In a competition that is both an open call and allows direct admittance to the preliminary rounds via nominations by established partnerships: International Opera studio (Opera Zurich), The International Opera Studio (Staastoper Unter den Linden, Berlin), the Jette Parker Young Artists Programme (Royal Opera House Convent Garden), the Lindemann Young Artist Development Program (Metropolitan Opera), The Opera Studio (Bayerische Staatsoper, Munich), the Teatro all Scala Academy Young Artists Program (Teatro alla Scala) and the Young Artists Opera Program (Bolshoi Theater, Moscow), half the finalists hail from one of these programs allowing these contestants to be prepared by their house coaches.

This was a field of seasoned singers. Some occupy ensemble positions, others are engaged on the soloist’s roster and many are signed. Luminous 30-year old Brazilian mezzo-soprano, Josy Santos, a surprising exclusion from the finals, is a former ensemble member of Staatsoper Hannover, while finalist Sergey Kaydalov is already a soloist at the Mariinsky Theater. It is evident from the ultimate choices that voice quality stood out as a distinguishing decider.

In each finalist, the value and technical dependability of the voices is indefatigable.

Of the semifinalists who did not proceed–and most surely by the slimmest of margins, American soprano Emily Pogorelc shimmered with musicality in Debussy’s “Apparition” and was pinpoint accurate in coloratura and charm in “Myself I Shall Adore” from Handel’s “Semele.” Josy Santos’s gracious and poetically nuanced phrasing in “Thy Hand, Belinda” from Purcell’s “Dido and Aeneas” reveals a beguiling artist who will sustain an absolute career.
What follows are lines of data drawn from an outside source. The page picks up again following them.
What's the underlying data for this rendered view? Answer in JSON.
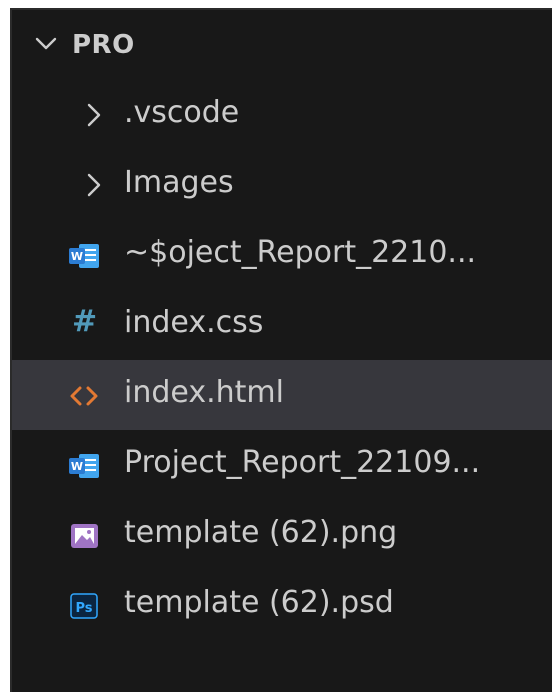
{
  "explorer": {
    "title": "PRO",
    "items": [
      {
        "label": ".vscode",
        "kind": "folder",
        "icon": "chevron-right-icon"
      },
      {
        "label": "Images",
        "kind": "folder",
        "icon": "chevron-right-icon"
      },
      {
        "label": "~$oject_Report_2210...",
        "kind": "file",
        "icon": "word-document-icon"
      },
      {
        "label": "index.css",
        "kind": "file",
        "icon": "css-hash-icon"
      },
      {
        "label": "index.html",
        "kind": "file",
        "icon": "html-code-icon",
        "selected": true
      },
      {
        "label": "Project_Report_22109...",
        "kind": "file",
        "icon": "word-document-icon"
      },
      {
        "label": "template (62).png",
        "kind": "file",
        "icon": "image-file-icon"
      },
      {
        "label": "template (62).psd",
        "kind": "file",
        "icon": "photoshop-file-icon"
      }
    ]
  },
  "colors": {
    "background": "#181818",
    "selected_row": "#37373d",
    "text": "#cccccc",
    "word_blue": "#2b7cd3",
    "css_hash": "#519aba",
    "html_orange": "#e37933",
    "image_purple": "#a074c4",
    "photoshop_blue": "#31a8ff"
  }
}
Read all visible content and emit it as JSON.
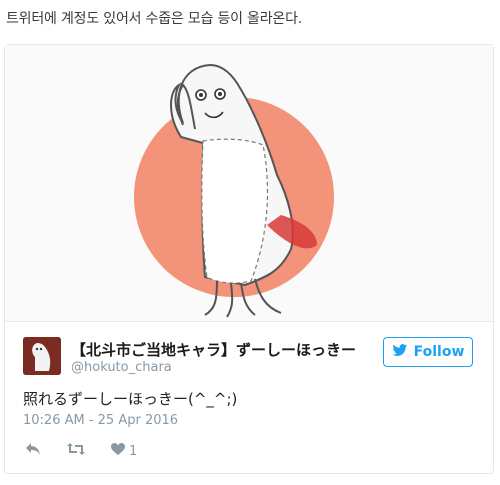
{
  "caption": "트위터에 계정도 있어서 수줍은 모습 등이 올라온다.",
  "tweet": {
    "display_name": "【北斗市ご当地キャラ】ずーしーほっきー",
    "handle": "@hokuto_chara",
    "follow_label": "Follow",
    "text": "照れるずーしーほっきー(^_^;)",
    "timestamp": "10:26 AM - 25 Apr 2016",
    "like_count": "1"
  },
  "icons": {
    "reply": "reply-icon",
    "retweet": "retweet-icon",
    "like": "heart-icon",
    "follow": "twitter-bird-icon"
  },
  "colors": {
    "accent": "#1da1f2",
    "sun": "#f2937a",
    "muted": "#8899a6"
  }
}
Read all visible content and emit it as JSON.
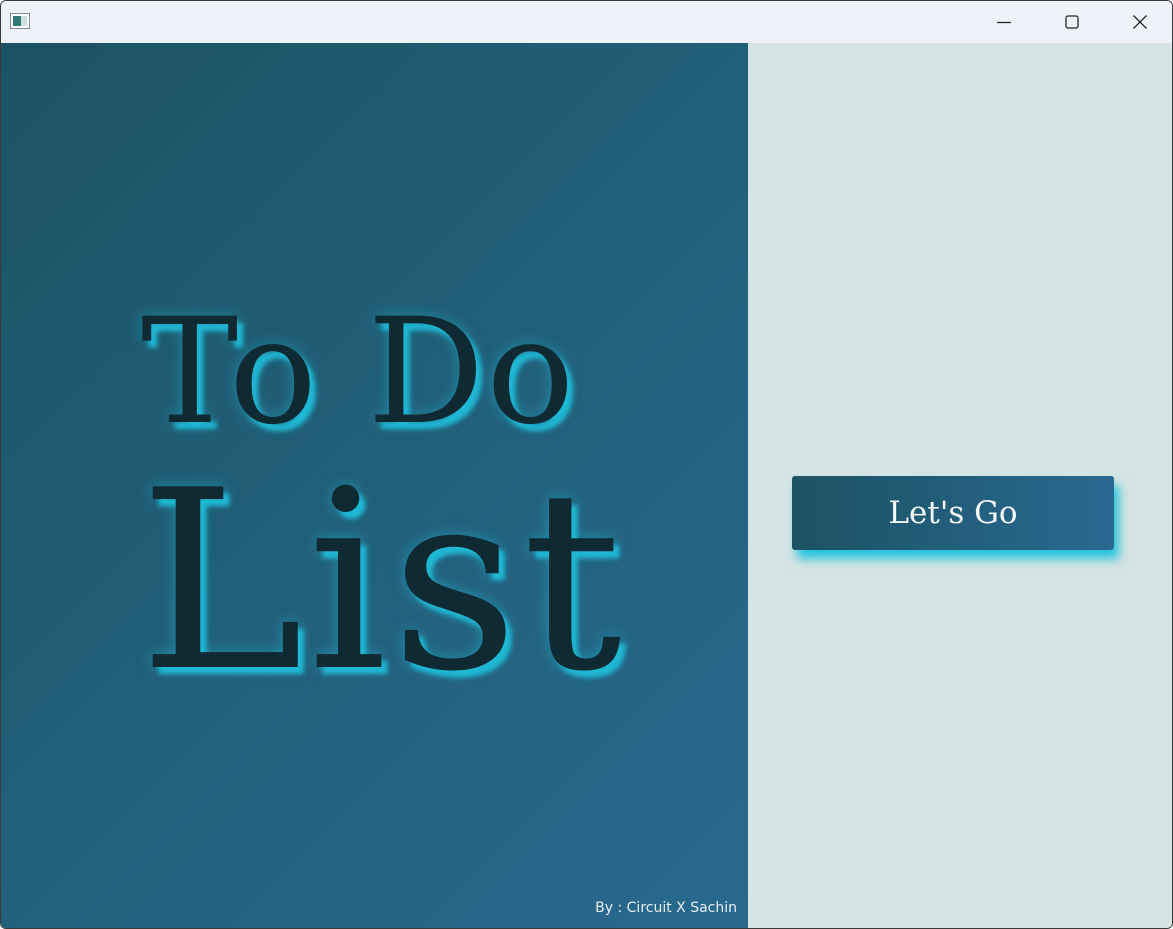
{
  "window": {
    "app_icon": "app-window-icon",
    "controls": {
      "minimize_icon": "minimize-icon",
      "maximize_icon": "maximize-icon",
      "close_icon": "close-icon"
    }
  },
  "hero": {
    "title_line1": "To Do",
    "title_line2": "List",
    "credit": "By : Circuit X Sachin"
  },
  "action": {
    "button_label": "Let's Go"
  },
  "colors": {
    "left_gradient_start": "#1b5363",
    "left_gradient_end": "#29698f",
    "right_panel": "#d5e4e4",
    "glow_accent": "#1fb8d4",
    "title_text": "#0f2a33"
  }
}
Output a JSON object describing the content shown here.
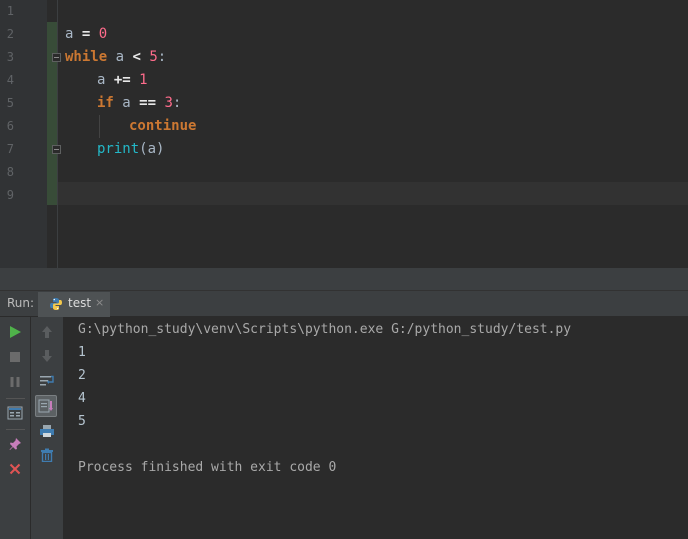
{
  "editor": {
    "line_numbers": [
      "1",
      "2",
      "3",
      "4",
      "5",
      "6",
      "7",
      "8",
      "9"
    ],
    "code": {
      "l2": {
        "a": "a",
        "eq": "=",
        "zero": "0"
      },
      "l3": {
        "kw": "while",
        "a": "a",
        "lt": "<",
        "five": "5",
        "colon": ":"
      },
      "l4": {
        "a": "a",
        "pluseq": "+=",
        "one": "1"
      },
      "l5": {
        "kw": "if",
        "a": "a",
        "eqeq": "==",
        "three": "3",
        "colon": ":"
      },
      "l6": {
        "kw": "continue"
      },
      "l7": {
        "fn": "print",
        "args": "(a)"
      }
    },
    "colors": {
      "keyword": "#cc7832",
      "number": "#ff6c8c",
      "builtin": "#23b8c8",
      "text": "#a9b7c6"
    }
  },
  "run_panel": {
    "label": "Run:",
    "tab": {
      "label": "test",
      "icon": "python-icon",
      "close": "×"
    },
    "toolbar_left": [
      "run-icon",
      "stop-icon",
      "pause-icon",
      "layout-icon",
      "pin-icon",
      "close-icon"
    ],
    "toolbar_second": [
      "up-arrow-icon",
      "down-arrow-icon",
      "soft-wrap-icon",
      "scroll-to-end-icon",
      "print-icon",
      "trash-icon"
    ]
  },
  "console": {
    "command": "G:\\python_study\\venv\\Scripts\\python.exe G:/python_study/test.py",
    "outputs": [
      "1",
      "2",
      "4",
      "5"
    ],
    "process_finished": "Process finished with exit code 0"
  }
}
In the spirit of Hollywood award show commentary, I venture the following for Friday’s final.

Germany’s tenor, Theodore Browne who raised his value with his effortless, shiny high C’s in Donizetti’s “Ah Mes ami, quel jour de fête!” will win and should win – that is, if he has not peaked too early.

For sheer beauty of tone Natalia’s Tanasii’s mezzo and Adam Kutny’s unassailable baritone will compete for the prize but Russian baritone Sergey Kaydalov is the attention seeking all-rounder with theatrical and voice matching invincibility. The remaining two finalists Meigui Zhang and Stefan Astakhov, with less stage experience may surprise but their upset is unlikely.